_Exercise prompt_:
Search the entries for the word "accent". Copy every line where it turns up.

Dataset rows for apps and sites
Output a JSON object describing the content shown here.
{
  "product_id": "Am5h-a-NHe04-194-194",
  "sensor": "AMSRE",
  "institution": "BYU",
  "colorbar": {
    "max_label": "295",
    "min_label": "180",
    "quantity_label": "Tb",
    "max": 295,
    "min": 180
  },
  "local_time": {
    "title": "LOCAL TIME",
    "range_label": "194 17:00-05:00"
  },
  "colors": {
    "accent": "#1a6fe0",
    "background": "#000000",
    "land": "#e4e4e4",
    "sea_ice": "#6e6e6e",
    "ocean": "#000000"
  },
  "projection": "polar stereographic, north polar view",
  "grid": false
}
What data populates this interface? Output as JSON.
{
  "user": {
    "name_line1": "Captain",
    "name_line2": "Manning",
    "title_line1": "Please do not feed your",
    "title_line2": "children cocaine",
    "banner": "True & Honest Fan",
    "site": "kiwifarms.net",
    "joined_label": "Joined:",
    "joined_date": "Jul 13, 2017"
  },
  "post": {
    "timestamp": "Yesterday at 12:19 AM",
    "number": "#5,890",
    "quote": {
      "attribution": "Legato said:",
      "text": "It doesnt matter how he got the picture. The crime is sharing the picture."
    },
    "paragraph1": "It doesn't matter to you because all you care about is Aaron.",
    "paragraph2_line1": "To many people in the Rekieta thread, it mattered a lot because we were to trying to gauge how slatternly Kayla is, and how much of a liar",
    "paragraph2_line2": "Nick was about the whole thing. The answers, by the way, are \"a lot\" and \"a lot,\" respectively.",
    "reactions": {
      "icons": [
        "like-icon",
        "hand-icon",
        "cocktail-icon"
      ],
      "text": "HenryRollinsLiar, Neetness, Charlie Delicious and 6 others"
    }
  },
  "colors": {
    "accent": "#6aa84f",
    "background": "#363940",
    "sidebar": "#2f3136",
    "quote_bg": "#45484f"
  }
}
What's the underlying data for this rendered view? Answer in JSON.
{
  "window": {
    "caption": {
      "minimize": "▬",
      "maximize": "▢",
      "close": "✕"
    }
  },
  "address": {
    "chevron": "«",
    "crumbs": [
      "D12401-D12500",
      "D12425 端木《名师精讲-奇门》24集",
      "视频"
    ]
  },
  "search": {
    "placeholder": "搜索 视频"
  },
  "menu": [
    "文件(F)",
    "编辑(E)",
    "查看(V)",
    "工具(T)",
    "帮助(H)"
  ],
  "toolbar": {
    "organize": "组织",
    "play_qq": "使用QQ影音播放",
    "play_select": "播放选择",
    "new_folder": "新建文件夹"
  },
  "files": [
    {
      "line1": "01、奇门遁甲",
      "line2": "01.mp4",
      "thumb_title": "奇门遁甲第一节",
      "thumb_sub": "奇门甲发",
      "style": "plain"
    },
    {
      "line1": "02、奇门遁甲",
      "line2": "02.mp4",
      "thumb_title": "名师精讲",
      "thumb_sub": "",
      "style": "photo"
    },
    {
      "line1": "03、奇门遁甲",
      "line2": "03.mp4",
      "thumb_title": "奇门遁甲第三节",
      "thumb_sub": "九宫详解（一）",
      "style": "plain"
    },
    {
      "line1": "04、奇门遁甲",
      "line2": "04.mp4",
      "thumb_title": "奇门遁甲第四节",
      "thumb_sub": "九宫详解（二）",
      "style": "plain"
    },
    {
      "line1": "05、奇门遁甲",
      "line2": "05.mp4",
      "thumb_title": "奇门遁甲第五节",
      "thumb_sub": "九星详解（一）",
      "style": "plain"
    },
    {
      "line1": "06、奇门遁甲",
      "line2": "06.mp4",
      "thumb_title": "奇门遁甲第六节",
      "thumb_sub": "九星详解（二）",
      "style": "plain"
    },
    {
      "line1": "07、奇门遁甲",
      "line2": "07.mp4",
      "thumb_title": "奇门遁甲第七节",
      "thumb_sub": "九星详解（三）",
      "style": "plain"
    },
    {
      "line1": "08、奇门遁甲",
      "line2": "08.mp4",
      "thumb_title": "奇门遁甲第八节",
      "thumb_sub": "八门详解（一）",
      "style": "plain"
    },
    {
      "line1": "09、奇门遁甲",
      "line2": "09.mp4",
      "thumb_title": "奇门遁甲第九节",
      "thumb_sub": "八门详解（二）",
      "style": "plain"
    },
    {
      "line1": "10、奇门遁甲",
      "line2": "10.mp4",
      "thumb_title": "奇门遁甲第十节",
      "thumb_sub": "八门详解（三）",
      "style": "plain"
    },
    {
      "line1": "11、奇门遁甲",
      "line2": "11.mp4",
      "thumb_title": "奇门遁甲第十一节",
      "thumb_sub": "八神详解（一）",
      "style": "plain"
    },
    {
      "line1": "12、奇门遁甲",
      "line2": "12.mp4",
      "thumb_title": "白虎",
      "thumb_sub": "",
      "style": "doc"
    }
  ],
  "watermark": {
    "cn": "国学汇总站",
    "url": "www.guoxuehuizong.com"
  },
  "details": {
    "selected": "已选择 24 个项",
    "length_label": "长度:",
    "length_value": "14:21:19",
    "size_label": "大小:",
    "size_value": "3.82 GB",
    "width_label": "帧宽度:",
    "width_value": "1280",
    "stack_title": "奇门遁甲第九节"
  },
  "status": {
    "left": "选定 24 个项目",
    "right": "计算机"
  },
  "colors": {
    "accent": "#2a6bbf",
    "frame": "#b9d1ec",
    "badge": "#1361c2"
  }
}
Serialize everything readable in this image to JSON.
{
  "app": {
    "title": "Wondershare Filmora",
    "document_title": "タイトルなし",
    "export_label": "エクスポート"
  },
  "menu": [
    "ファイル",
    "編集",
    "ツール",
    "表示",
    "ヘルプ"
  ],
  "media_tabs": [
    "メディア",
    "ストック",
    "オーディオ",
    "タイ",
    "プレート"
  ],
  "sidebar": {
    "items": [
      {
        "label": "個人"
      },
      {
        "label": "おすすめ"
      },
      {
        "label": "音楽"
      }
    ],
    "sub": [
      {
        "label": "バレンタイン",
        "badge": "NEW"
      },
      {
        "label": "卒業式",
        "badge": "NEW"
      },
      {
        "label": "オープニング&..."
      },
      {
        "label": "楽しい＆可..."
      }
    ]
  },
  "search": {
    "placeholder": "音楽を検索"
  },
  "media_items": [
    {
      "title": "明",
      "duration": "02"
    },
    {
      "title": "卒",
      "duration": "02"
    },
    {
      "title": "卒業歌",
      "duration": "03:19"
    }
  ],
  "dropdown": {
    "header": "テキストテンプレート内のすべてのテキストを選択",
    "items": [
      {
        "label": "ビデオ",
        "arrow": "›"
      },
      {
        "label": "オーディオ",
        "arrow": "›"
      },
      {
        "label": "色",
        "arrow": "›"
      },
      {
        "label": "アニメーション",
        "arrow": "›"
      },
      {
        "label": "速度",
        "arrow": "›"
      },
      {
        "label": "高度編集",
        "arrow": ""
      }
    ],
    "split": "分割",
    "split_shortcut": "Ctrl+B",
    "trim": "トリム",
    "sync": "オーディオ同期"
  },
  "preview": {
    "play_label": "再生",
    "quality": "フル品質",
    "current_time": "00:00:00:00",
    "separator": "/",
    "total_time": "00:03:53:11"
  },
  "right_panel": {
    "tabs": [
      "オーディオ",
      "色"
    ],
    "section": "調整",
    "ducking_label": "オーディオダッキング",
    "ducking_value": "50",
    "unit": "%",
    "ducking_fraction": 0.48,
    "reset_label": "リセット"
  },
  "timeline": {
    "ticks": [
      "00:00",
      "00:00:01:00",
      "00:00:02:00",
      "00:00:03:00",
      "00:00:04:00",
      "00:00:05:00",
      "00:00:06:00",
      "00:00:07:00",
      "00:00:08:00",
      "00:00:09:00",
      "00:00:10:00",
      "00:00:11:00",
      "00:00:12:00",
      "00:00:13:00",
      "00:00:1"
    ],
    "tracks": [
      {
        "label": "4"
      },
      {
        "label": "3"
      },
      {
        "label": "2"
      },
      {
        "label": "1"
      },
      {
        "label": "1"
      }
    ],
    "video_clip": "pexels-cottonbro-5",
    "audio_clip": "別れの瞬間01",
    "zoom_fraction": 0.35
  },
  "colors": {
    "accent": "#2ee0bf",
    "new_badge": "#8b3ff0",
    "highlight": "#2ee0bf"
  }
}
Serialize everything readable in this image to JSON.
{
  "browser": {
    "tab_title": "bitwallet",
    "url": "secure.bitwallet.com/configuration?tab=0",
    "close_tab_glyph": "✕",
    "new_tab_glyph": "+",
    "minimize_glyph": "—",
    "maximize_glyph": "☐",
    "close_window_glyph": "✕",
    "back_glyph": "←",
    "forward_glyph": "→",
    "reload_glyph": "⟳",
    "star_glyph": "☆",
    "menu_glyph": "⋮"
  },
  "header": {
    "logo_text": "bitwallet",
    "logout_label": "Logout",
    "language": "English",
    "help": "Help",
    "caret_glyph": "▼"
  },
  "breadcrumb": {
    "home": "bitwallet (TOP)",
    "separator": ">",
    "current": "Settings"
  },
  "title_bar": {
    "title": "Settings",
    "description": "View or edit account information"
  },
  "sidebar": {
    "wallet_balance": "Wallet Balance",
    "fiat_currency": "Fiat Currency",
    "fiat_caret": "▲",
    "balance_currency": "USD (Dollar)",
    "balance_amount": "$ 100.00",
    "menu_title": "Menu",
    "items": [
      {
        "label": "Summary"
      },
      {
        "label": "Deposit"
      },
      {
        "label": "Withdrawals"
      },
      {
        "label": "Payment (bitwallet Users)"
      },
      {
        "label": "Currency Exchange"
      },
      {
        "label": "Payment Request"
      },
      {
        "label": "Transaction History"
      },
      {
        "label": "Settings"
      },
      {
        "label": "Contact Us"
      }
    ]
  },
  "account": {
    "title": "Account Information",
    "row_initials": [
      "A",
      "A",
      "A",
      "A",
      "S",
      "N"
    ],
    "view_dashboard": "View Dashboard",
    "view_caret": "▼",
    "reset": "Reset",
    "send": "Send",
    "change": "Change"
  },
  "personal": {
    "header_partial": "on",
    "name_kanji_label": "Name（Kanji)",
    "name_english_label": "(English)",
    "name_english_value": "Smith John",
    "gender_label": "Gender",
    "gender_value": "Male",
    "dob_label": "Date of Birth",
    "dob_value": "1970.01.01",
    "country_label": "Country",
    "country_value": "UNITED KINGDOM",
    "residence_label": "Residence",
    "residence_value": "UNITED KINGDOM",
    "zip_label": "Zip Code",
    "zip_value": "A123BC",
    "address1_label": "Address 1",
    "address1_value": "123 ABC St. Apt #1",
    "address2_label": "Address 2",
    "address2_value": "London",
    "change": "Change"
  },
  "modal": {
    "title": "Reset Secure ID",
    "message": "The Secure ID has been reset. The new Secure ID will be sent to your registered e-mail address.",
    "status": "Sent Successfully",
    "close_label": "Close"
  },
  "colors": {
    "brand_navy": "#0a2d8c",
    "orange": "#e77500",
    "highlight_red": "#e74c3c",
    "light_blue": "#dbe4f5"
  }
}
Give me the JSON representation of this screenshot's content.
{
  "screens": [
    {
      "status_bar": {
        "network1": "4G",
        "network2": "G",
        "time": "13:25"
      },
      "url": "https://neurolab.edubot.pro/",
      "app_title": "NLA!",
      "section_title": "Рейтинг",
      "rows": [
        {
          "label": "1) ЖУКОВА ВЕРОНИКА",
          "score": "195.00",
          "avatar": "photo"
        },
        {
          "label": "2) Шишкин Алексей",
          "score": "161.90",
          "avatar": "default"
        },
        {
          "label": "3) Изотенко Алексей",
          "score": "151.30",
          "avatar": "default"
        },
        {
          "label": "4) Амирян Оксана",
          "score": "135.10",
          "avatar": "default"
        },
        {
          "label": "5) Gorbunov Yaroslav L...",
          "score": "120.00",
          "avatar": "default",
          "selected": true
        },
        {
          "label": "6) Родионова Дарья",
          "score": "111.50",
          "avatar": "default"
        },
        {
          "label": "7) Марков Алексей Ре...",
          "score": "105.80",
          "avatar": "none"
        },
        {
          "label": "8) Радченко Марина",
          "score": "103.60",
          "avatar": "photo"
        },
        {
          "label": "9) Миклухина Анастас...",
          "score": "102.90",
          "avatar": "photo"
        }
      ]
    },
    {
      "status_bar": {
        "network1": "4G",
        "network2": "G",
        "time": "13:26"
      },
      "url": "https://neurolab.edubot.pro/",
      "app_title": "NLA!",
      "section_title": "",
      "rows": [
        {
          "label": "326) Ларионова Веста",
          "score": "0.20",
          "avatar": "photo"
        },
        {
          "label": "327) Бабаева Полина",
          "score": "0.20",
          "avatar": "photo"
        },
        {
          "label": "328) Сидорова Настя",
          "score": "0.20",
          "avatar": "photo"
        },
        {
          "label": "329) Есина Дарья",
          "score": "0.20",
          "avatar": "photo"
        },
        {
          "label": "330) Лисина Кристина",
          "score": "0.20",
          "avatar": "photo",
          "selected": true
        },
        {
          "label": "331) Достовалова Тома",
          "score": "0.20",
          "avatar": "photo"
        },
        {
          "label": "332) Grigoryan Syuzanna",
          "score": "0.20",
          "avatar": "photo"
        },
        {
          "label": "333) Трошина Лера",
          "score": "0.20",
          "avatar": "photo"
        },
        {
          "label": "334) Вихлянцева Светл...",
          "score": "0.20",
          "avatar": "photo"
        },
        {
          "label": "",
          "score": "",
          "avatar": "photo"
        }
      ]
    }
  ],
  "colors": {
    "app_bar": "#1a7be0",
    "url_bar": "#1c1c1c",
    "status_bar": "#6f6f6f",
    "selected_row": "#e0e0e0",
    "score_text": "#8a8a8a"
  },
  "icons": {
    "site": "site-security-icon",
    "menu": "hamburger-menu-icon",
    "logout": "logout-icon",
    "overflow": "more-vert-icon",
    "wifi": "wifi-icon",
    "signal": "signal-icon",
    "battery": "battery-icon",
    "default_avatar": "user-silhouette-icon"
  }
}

_Response area_:
    "accent": "#1a6fe0",
    "accent": "#6aa84f",
    "accent": "#2a6bbf",
    "accent": "#2ee0bf",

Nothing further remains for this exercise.